When you see the cellophane-like hull fall away but the tips are still attached, it’s time to check for doneness. Use a wooden spoon to lift out a few kernels, then rinse them well to remove the excess lime water before tasting. The kernels won’t all cook evenly, so you should taste several kernels to determine if it’s done. If they’re done, the texture will be slightly chewy but with no hard centers. Undercooking is better than overcooking if you’re not sure, because you can cook them a little more when you’re ready to eat them. Don’t overcook the kernels, because they’ll become over-limed and may even dissolve in the water.
Step Five: Rinse Your Hominy
Once you’ve decided your kernels have cooked enough, you have successfully made hominy! However, it cannot be eaten until it is well rinsed to remove the excess lime. Otherwise, it will taste bad and may even upset your stomach.
- You can simply set the hot pot in your sink and slowly run water in it to flush away the hulls and lime.

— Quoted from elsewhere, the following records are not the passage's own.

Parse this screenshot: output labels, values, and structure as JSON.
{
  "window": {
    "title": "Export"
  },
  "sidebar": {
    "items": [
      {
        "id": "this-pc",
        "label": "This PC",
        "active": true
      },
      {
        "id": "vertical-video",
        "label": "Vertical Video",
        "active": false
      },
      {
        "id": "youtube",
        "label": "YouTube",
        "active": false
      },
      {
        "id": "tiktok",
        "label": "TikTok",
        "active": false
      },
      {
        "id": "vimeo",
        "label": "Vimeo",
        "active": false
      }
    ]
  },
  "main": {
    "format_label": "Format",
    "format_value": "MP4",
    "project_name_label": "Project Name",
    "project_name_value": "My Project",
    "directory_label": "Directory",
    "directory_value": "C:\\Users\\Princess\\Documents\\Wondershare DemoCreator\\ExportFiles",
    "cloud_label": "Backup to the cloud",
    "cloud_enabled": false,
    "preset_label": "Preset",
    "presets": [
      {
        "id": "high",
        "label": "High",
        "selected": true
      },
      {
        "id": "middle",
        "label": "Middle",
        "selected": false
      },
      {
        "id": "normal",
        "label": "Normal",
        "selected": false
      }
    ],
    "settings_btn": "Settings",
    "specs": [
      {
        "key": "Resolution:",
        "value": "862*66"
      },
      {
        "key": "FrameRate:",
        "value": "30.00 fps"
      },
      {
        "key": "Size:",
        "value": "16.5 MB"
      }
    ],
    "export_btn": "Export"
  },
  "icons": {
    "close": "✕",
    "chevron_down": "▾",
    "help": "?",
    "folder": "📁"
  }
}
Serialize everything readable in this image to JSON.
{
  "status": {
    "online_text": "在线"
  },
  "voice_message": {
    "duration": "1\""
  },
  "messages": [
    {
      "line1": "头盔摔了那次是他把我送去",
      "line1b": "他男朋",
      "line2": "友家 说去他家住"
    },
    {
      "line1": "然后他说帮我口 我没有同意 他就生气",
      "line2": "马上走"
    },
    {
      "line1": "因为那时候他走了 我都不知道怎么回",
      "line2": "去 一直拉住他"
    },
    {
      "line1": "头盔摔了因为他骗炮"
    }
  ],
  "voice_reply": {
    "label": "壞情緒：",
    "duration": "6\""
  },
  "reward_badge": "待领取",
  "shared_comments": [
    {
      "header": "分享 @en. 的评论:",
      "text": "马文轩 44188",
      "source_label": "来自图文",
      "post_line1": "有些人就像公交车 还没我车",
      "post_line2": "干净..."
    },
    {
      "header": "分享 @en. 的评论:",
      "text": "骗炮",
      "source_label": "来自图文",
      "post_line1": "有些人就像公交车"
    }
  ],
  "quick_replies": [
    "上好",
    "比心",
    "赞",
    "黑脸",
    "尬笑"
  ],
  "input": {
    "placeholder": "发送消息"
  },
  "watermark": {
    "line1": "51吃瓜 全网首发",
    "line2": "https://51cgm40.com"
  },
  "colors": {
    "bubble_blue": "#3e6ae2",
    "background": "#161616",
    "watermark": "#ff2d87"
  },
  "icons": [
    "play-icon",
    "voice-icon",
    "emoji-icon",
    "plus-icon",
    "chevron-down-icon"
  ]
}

- Or, you can pour the hominy into a non-aluminum colander and rinse.
- You may want to also soak the hominy in clean water for five minutes.
- The amount of rinsing and time for soaking (if any) is hotly debated by hominy aficionados, but generally speaking more rinsing and the full five minutes of soaking is best in terms of flavor and safety.
- At this point, some cooks will remove the darkened tips from each kernel; this is generally accepted as not being necessary but will improve the aesthetic appearance of your hominy, especially if you will be eating it whole.
Step Six: Store or Prepare Your Hominy
If you will not be eating your hominy right away, let it cool to room temperature and then store it in an airtight container or bag. It can be stored in the refrigerator for a week or the freezer for 3 months.
You can also dehydrate the kernels until you are ready to cook them. To rehydrate, just simmer them in fresh water until soft.
Making Grits, Masa, Corn Nuts and More!
To make grits, run your dehydrated kernels through a food processor until they are coarsely ground.
To make masa, or corn meal, you can grind the hominy freshly cooked if you will be using it right away for tamales or tortillas, or you can grind the hominy once you’ve dehydrated it for long term storage.
To make corn nuts, fry the freshly cooked hominy until they’re golden and crunchy.
There are many other wonderful ways to eat your hominy or masa as well, such as tamales, tortillas, atole (and atole de chocolate), champurrado, pozole stew, hominy bread, mote, Jamaican polenta, rockihominy, and tlacoyos.